When Diane Sawyer mentioned that Imam Rauf says the radicals are just a "group of people" and "not him," Beck seemed to agree, saying "sure, sure." He added, "I believe it's a small portion of Islam that is acting in these ways."
Beck, for his part, even appeared to gesture to Imam Rauf when he invoked the idea of "good Muslims."
His tune on 9-11 families -- voiced in the time of Hurricane Katrina in September 2005 -- was a tad different back then. Remember this classic riff:
When you are rioting for these tickets, or these ATM cards, the second thing that came to mind was -- and this is horrible to say, and I wonder if I'm alone in this -- you know it took me about a year to start hating the 9-11 victims' families? Took me about a year. And I had such compassion for them, and I really wanted to help them, and I was behind, you know, "Let's give them money, let's get this started." All of this stuff. And I really didn't -- of the 3,000 victims' families, I don't hate all of them. Probably about 10 of them. And when I see a 9-11 victim family on television, or whatever, I'm just like, "Oh shut up!" I'm so sick of them because they're always complaining. And we did our best for them. And, again, it's only about 10.
All of which points to one thing. Glenn Beck, above all else, is just a guy who says stuff. Period. Yes, to swaths of the mass American audience the things he says can be highly entertaining or even emotional -- but they are still always empty words. Beck doesn't give a second thought to whether what he's saying contradicts what he said last year, or even what he said right before the last Goldline International sales pitch five minutes ago.
Now, in six days, Beck is planning to hijack the national conversation, in a rally in the dark shadows of where Martin Luther King delivered his "I Have a Dream" speech some 47 years to the day earlier. I don't what he will say on the big stage, but I can assure that it will be just more stuff -- empty and entertaining stuff that will scare some of those in the audience or move them toward xenophonia or apocalyptic paranoid or whatever else pops into Beck's head that moment.

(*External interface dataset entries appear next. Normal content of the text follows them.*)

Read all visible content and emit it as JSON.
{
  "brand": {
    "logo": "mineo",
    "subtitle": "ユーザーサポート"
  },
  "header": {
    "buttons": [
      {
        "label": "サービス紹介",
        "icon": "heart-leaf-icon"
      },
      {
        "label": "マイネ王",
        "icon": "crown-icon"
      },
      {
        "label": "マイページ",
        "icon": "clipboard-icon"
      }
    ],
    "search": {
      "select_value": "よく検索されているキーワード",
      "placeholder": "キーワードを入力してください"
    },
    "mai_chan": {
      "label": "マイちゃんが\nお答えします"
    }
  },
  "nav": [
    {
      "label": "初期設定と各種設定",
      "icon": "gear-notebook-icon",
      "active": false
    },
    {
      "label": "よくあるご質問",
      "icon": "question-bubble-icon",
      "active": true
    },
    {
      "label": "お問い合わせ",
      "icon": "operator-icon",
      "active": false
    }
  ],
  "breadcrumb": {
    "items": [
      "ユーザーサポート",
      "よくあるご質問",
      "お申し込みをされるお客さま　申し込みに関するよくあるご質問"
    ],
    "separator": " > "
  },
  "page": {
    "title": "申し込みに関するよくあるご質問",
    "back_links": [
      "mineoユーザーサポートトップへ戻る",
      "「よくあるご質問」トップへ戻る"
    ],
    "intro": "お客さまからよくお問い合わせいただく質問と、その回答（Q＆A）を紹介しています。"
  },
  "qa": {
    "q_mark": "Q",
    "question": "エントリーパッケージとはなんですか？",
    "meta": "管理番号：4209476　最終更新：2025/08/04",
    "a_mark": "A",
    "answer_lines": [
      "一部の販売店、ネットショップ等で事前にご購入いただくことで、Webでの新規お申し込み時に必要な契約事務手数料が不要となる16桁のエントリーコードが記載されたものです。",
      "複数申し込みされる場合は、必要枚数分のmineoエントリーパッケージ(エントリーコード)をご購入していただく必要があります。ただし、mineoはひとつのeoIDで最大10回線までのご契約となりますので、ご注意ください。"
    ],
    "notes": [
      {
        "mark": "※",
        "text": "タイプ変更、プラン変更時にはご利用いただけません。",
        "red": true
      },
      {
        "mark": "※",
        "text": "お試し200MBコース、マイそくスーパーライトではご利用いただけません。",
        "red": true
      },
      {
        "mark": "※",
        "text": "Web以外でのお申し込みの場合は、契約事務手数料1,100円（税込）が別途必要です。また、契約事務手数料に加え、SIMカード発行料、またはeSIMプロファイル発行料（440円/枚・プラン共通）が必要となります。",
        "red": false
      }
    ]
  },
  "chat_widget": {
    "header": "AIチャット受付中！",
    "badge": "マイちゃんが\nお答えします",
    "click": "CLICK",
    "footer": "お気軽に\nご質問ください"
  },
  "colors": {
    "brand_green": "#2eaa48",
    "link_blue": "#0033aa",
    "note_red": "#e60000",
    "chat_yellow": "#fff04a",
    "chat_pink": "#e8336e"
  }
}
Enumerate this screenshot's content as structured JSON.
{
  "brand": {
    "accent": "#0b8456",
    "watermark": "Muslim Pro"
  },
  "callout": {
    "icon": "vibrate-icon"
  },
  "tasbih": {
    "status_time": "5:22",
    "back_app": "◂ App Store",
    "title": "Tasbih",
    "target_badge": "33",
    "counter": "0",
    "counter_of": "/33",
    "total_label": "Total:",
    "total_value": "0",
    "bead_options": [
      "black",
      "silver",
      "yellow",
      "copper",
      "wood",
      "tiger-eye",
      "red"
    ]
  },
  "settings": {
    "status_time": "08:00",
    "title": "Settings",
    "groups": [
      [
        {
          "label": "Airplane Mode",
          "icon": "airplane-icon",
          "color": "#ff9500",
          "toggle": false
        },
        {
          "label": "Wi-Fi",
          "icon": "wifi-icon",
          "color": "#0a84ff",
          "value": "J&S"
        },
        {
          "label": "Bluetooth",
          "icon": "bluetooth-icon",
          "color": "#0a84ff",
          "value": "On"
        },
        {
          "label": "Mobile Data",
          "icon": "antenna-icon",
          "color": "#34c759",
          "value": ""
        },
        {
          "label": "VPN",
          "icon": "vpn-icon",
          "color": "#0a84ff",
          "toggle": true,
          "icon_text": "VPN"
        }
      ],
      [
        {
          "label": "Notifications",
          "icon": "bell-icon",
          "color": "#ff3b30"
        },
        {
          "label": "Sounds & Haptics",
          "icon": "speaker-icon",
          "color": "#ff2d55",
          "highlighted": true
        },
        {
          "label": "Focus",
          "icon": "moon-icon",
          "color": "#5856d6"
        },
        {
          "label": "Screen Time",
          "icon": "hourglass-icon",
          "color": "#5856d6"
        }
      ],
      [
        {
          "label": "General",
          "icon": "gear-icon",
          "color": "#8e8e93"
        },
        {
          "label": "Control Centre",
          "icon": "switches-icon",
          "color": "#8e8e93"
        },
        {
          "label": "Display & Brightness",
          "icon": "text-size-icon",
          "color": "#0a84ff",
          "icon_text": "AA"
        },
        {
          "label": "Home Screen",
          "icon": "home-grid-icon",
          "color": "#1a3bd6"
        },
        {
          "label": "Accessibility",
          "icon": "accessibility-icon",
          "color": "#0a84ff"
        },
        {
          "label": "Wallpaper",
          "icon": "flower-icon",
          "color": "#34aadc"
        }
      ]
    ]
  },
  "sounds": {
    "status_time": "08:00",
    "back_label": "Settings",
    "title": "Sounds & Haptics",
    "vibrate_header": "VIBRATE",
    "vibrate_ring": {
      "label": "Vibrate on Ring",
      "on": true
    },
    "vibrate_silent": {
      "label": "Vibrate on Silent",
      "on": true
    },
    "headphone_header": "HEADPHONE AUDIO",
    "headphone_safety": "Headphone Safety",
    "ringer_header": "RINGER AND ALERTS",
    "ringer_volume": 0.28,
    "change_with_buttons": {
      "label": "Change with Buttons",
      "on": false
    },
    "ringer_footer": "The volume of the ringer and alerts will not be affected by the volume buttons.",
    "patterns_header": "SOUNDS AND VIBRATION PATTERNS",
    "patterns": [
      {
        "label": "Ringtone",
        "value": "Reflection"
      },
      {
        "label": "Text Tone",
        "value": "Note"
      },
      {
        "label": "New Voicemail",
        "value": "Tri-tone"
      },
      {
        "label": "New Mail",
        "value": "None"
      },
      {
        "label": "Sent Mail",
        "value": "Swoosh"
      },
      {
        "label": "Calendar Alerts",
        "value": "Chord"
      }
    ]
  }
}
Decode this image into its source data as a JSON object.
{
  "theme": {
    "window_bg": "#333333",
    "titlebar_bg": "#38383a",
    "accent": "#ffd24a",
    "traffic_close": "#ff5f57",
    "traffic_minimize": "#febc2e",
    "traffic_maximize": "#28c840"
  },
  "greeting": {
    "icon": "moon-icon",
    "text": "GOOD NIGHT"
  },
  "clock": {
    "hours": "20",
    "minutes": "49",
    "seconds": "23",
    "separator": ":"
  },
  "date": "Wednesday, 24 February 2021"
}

Just like the things that popped into Beck's head in 2006 -- when he could be more tolerant or less tolerant, whatever kept them coming back for more.